by Monica Miller Marsh; Tammy Turner-Vorveck; Stacey Lee
Call Number: 371.912 M678
This practical resource will help educators to identify, address, and meet the needs of the diverse families in today's classrooms. It is the first book to critically examine how families are represented in the media, schools, and other institutions and apply that information to building effective home-school partnerships. Discussion questions are inlcuded in each chapter so that readers can examine their working relationships with the families of their students.
A Teacher's Guide to Communicating with Parents
by Tina Taylor Dyches; Nari J. Carter; Mary Anne Prater
Call Number: 371.192 D994

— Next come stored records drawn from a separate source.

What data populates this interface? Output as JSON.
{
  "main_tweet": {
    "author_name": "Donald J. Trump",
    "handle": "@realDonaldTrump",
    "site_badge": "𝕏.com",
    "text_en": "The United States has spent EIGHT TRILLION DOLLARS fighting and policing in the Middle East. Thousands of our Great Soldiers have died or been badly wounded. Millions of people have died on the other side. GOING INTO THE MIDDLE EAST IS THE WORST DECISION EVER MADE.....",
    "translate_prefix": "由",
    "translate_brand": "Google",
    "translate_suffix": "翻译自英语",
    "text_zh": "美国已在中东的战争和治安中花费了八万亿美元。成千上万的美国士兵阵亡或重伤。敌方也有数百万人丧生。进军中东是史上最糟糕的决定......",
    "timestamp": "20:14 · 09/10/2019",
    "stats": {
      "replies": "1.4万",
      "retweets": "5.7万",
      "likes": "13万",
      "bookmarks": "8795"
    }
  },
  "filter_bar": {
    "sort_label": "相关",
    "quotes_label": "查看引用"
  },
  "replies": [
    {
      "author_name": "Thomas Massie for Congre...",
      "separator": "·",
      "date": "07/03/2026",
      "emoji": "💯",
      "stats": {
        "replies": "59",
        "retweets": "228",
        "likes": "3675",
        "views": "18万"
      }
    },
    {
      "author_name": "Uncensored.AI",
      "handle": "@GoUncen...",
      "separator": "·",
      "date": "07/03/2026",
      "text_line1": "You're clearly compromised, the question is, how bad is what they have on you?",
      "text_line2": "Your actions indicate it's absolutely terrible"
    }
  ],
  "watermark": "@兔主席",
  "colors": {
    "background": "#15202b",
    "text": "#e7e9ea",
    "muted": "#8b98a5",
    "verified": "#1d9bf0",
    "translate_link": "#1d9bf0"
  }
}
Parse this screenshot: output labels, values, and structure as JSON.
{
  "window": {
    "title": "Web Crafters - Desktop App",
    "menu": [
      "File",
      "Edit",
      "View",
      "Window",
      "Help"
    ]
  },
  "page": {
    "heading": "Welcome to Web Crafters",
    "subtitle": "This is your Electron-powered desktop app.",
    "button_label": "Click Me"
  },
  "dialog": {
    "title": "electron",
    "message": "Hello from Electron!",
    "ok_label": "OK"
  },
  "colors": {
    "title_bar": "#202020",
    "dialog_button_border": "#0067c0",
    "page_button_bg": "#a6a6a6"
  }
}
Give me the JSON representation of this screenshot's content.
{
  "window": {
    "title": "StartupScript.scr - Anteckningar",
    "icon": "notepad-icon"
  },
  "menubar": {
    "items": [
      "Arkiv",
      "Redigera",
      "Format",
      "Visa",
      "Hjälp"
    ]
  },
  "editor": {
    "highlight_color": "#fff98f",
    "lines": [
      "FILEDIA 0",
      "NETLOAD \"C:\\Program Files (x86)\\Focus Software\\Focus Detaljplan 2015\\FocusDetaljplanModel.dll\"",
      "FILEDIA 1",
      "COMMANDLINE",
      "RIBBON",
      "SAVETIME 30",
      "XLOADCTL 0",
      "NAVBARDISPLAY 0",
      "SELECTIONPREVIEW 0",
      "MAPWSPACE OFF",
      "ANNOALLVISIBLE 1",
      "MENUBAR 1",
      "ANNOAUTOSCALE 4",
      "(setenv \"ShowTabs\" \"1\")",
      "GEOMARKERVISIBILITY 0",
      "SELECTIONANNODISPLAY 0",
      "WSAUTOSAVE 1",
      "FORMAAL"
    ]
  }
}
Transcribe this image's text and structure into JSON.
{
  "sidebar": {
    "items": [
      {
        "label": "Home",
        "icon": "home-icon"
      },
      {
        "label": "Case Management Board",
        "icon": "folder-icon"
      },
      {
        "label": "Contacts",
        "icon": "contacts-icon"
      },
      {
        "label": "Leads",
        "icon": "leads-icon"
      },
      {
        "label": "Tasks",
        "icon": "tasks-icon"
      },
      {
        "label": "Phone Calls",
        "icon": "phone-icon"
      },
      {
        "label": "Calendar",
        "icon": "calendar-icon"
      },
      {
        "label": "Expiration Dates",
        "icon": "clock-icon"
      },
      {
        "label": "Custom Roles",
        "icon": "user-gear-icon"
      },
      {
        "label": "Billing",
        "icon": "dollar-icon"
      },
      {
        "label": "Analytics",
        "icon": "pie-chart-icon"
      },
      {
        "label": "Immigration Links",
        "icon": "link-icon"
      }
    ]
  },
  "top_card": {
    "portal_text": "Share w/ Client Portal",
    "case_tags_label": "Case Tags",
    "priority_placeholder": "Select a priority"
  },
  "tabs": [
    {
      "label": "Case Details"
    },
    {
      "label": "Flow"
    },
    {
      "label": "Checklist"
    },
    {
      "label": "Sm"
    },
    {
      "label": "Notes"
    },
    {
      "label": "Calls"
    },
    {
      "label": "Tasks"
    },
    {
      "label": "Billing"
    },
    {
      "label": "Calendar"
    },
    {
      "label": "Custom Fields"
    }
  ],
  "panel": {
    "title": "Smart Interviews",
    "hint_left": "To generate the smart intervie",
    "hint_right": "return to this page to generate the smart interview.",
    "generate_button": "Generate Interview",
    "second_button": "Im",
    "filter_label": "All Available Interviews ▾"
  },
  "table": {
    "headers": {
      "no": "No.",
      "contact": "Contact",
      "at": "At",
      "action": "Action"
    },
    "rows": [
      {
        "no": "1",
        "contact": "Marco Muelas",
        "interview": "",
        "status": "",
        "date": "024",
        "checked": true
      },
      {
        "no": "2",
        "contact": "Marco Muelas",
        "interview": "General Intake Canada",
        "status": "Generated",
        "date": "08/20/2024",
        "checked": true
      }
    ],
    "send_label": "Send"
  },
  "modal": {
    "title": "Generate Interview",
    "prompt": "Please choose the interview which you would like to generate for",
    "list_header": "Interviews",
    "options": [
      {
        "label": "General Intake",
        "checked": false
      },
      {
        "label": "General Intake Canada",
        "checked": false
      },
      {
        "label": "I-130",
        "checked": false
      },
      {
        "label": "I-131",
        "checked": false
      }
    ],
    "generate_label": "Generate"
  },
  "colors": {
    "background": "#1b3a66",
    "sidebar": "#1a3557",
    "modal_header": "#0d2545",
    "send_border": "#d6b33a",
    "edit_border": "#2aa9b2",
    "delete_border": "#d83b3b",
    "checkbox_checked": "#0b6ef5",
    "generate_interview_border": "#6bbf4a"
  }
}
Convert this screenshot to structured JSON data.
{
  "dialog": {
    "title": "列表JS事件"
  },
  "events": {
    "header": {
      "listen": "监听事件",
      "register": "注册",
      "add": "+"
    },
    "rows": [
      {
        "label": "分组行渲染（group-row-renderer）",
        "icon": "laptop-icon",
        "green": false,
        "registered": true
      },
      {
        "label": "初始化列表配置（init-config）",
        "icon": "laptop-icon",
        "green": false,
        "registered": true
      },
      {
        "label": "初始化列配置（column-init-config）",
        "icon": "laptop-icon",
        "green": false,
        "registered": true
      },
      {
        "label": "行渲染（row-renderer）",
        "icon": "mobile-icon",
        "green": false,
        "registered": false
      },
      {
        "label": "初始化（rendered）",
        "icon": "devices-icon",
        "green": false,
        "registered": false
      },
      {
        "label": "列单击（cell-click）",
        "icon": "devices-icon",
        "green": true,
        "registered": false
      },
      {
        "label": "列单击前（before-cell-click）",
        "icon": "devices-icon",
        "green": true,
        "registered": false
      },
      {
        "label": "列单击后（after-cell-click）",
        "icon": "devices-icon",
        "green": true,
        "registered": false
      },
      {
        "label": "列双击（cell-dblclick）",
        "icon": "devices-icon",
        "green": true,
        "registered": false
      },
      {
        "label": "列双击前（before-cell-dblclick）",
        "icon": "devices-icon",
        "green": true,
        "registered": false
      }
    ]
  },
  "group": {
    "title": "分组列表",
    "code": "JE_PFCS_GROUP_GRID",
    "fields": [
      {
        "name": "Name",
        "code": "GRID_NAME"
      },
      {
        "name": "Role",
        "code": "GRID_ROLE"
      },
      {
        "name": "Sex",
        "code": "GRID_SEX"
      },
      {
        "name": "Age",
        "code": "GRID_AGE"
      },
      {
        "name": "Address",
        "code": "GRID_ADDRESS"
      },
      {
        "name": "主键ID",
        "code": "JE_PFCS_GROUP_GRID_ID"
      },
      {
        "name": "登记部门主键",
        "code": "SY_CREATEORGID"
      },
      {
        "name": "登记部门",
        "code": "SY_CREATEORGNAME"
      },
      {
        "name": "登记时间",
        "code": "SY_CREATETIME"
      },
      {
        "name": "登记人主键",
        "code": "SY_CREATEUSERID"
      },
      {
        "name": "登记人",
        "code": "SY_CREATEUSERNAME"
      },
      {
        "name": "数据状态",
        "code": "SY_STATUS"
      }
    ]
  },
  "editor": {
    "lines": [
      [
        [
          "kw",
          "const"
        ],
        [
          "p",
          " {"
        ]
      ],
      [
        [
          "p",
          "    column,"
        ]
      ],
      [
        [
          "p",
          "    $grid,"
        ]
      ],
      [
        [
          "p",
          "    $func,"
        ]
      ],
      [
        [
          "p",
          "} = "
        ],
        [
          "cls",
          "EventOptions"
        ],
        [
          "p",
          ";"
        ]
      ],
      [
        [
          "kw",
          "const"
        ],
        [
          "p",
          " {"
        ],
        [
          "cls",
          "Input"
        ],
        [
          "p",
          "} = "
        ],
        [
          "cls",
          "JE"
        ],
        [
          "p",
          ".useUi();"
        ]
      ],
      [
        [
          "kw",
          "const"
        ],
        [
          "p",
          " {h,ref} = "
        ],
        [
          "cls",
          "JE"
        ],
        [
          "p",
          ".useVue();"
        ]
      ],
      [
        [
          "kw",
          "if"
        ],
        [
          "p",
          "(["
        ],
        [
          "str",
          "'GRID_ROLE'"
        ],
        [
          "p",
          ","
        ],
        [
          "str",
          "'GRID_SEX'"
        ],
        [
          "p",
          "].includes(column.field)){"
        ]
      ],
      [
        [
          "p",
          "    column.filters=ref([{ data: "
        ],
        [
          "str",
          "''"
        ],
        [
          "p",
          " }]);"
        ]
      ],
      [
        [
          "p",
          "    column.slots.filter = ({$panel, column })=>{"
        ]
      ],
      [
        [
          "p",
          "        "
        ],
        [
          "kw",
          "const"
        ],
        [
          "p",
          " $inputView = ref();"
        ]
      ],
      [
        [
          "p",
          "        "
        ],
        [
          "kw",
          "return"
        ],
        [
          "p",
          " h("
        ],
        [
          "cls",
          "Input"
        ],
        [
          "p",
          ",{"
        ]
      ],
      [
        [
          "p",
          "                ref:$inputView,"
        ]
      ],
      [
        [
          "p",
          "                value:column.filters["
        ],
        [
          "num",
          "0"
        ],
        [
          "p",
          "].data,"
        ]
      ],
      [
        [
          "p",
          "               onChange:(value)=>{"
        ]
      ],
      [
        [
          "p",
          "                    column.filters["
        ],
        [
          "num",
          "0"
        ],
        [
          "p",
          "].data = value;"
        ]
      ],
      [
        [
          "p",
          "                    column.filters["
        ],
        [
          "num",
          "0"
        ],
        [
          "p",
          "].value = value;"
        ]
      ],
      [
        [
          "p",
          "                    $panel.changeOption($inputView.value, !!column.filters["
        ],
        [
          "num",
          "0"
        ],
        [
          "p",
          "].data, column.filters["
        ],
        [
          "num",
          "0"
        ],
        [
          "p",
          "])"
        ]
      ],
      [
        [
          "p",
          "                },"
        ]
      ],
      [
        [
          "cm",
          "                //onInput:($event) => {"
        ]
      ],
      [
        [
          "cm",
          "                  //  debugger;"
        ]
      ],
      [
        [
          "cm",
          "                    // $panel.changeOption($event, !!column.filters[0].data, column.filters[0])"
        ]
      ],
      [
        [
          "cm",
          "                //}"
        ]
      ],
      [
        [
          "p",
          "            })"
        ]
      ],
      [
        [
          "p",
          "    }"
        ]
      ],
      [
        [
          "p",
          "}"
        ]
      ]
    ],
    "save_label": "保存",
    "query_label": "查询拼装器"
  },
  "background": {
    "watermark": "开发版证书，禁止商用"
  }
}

"Communicating with Parents: A Guide to Effective Practice "is an essential guidebook for the K-12 education professional. This book takes an in-depth look at communicating with families of students in elementary and secondary schools and is founded on the most current research and practice. Divided into five main sections, this guide presents evidence-based content and strategies related to: Developing Caring Relationships in Schools, Communicating with Families for Student Success, Communicating with Families throughout the School Year, Communicating with Families in Meetings, and Addressing Difficult Topics with Families. Additionally, a broad-based school population is covered with pertinent information for working with families of: general education students, students with disabilities, culturally/linguistically diverse students, students from low socioeconomic status, and students with unique gifts and talents. The evidence-based material is enhanced and illustrated with examples, graphics, and professional reproducible materials, and on every page, educators will be given the most research-based content, sound examples, practical applications, and ready-to-use resources. An indispensible guide for all K-12 general education teachers, special educators, related services personnel, and administrators for both pre-service and in-service training.
The goal of this volume is to discuss - in depth - the ways in which various deviations from traditional family styles affect childrearing practices and child development. Each of the contributors illustrates the dynamic developmental processes that characterize parenting and child development in contexts that can be deemed nontraditional because they do not reflect the demographic characteristics of the traditional families on which social scientists have largely focused. The contributors deal with the dynamics and possible effects of dual-career families, families with unusually involved fathers, families characterized by the occurrence of divorce, single parenthood, remarriage, poverty, adoption, reliance on nonparental childcare, ethnic membership, parents with lesbian or gay sexual orientations, as well as violent and/or neglectful parents. By doing so, the authors provide thoughtful and literate accounts of a diverse array of nontraditional or traditionally understudied family types.